Sedimentary rock, upended to vertical

Hundreds of miles of highway without signs

The long road north - winding along the coast, flat, the foam of waves a white frill along the edges.  What Richard much loved was the absence of any advertising signs - no Tim Horton's or Macdonald's or anything else.  Just the land - empty and itself.

We were eager to see the Grenfell museum and happy that we would get to it on its last day for the season (according to the booklet about it) - thus not miss out.  Unfortunately, it closed ahead of schedule.   We have both read Adrift on an Ice Pan and knew of Grenfell's medical practice in NFLD and Labrador, and Richard also had a connection with the Grenfell family from Mostyn House, his prep school in the UK. 

Grenfell centre - St Anthony

We couldn't visit Grenfell's house either but climbed up a trail behind the house to look out over St. Anthony.

View from ""Tea House Hill" - St Anthony 

Some of the plants growing beside the path

Red crack berries 

Along all the paths, we saw a great variety of lichens and mosses as well as tiny asters and daisies, queen anne's lace and some kind of foamy looking white lichen that moose like to eat. 

More cliffs and rocks and another geology lesson
All this driving - which Richard does - and lots of knitting time for me - so I finished a sweater for Alex - a little snug on Richard so it should fit Alex and be lovely and warm!

We discovered another place to go to hear local music - though again it was Celtic rock - but Richard got initiated into a time-honored Newfie tradition: kiss the cod and drink the screech - someone had to take the photos!  He was outfitted with a sou-wester and then did the kissing and drinking and was awarded honorable Newfie status.  To further prove worthy of the title, he had to stamp around in time to a jig of some sort.

After the carousing in the pub, we spent the night in the parking lot at L"Anse aux Meadows, the site of the Viking landing and woke to see the dramatic silhouettes of these iron figures against the sky.

Apparently, when the Vikings came, there were sizable trees growing here and the climate was milder, attractive for summers away from the icy temperatures of Greenland.  Now it is quite barren and local people have given up raising sheep and cows since there is meat in the stores that requires no feeding and butchering!

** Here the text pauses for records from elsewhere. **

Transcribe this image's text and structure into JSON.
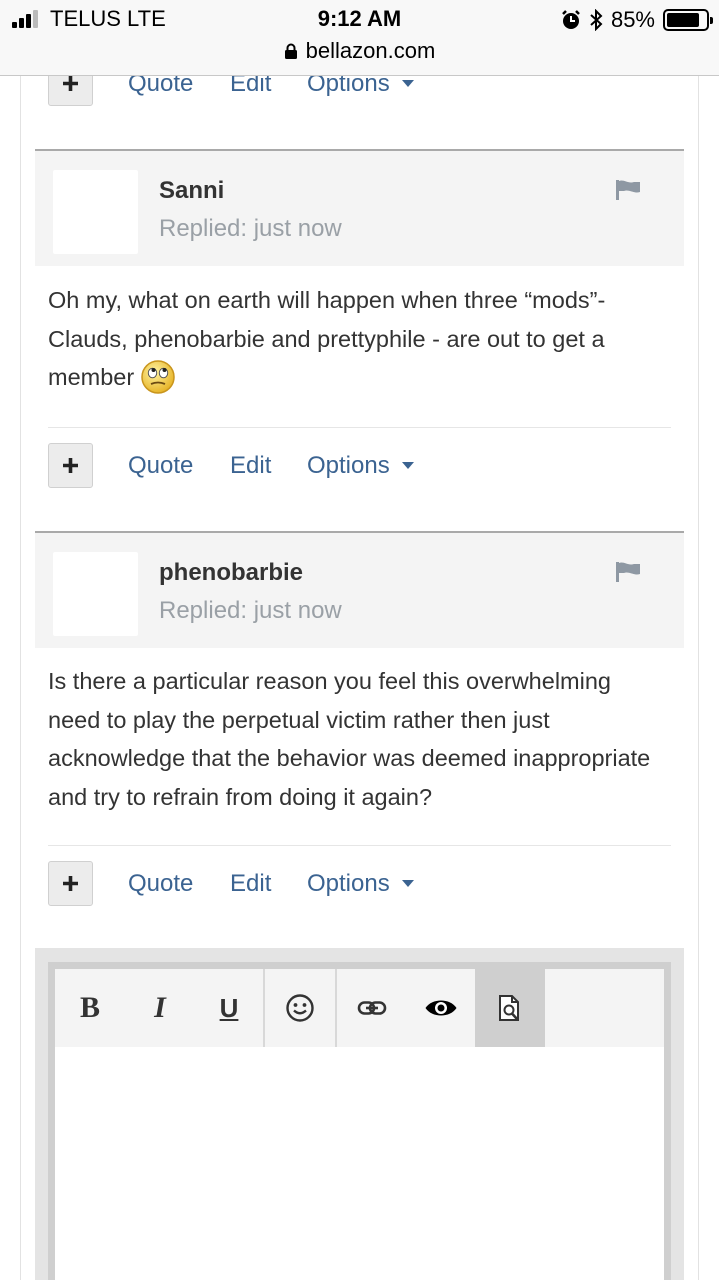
{
  "status_bar": {
    "carrier": "TELUS  LTE",
    "time": "9:12 AM",
    "battery_percent": "85%",
    "battery_level": 0.85,
    "url": "bellazon.com"
  },
  "top_actions": {
    "quote": "Quote",
    "edit": "Edit",
    "options": "Options"
  },
  "posts": [
    {
      "author": "Sanni",
      "replied": "Replied: just now",
      "body": "Oh my, what on earth will happen when three “mods”-  Clauds, phenobarbie and prettyphile -  are out to get a member",
      "emoji": "rolling-eyes-emoji",
      "actions": {
        "quote": "Quote",
        "edit": "Edit",
        "options": "Options"
      }
    },
    {
      "author": "phenobarbie",
      "replied": "Replied: just now",
      "body": "Is there a particular reason you feel this overwhelming need to play the perpetual victim rather then just acknowledge that the behavior was deemed inappropriate and try to refrain from doing it again?",
      "actions": {
        "quote": "Quote",
        "edit": "Edit",
        "options": "Options"
      }
    }
  ],
  "editor": {
    "bold": "B",
    "italic": "I",
    "underline": "U",
    "icons": [
      "smiley-icon",
      "link-icon",
      "eye-icon",
      "source-preview-icon"
    ]
  },
  "colors": {
    "link": "#3b6391",
    "post_header_bg": "#f4f4f4",
    "muted_text": "#9aa0a6"
  }
}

The site at L'Anse aux Meadows included reconstructed dwellings that archaeologists and historians believe would have been built here to house found here.  When excavations began in 1961, there were simply mounds that could not be identified as Viking.  But over several years, artifacts appeared that confirmed their presence beyond any doubt.  These items are held in cases in the centre at the site.  They include a 3 in cloak pin, two stone discs used in spinning (can't remember the proper name), and some iron nails.  Very few things and so much digging over such a large area!   It was all fascinating and much enlivened by the costumed and very knowledgeable villagers who described their lives, recounted stories from the Norse sagas and demonstrated some of the skills they needed to survive.   

In the forge, we saw how they took bog iron, smelted it and made nails to repair their ships.  The Vikings knew how to recognize that there was iron in the earth in the bog and also how to process it.  No other people who settled in the area had such knowledge and skills of iron work - more evidence of the Viking presence about 1100 c.e. 

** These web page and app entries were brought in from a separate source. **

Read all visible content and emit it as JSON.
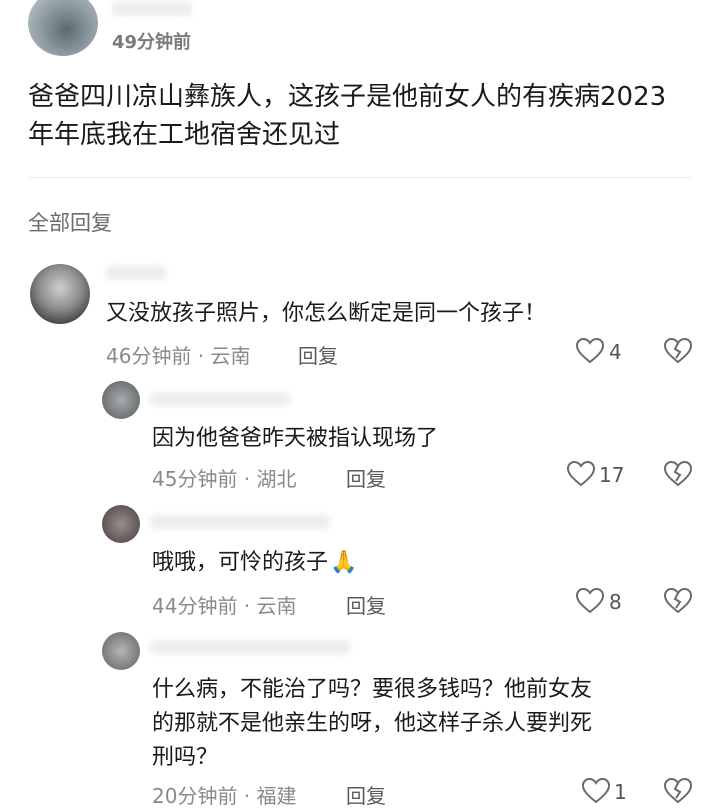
{
  "post": {
    "time": "49分钟前",
    "text_line1": "爸爸四川凉山彝族人，这孩子是他前女人的有疾病2023",
    "text_line2": "年年底我在工地宿舍还见过"
  },
  "replies_header": "全部回复",
  "comments": [
    {
      "text": "又没放孩子照片，你怎么断定是同一个孩子！",
      "meta": "46分钟前 · 云南",
      "reply": "回复",
      "likes": "4"
    },
    {
      "text": "因为他爸爸昨天被指认现场了",
      "meta": "45分钟前 · 湖北",
      "reply": "回复",
      "likes": "17"
    },
    {
      "text": "哦哦，可怜的孩子",
      "emoji": "🙏",
      "meta": "44分钟前 · 云南",
      "reply": "回复",
      "likes": "8"
    },
    {
      "lines": [
        "什么病，不能治了吗？要很多钱吗？他前女友",
        "的那就不是他亲生的呀，他这样子杀人要判死",
        "刑吗？"
      ],
      "meta": "20分钟前 · 福建",
      "reply": "回复",
      "likes": "1"
    }
  ],
  "icons": {
    "like": "heart-icon",
    "dislike": "broken-heart-icon"
  }
}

There being no other road back, we retraced our route and drove back south to Rocky Harbour and from there, we would cross the province to the eastern shore, to Twillingate and the icebergs and down to St. John's, the capital.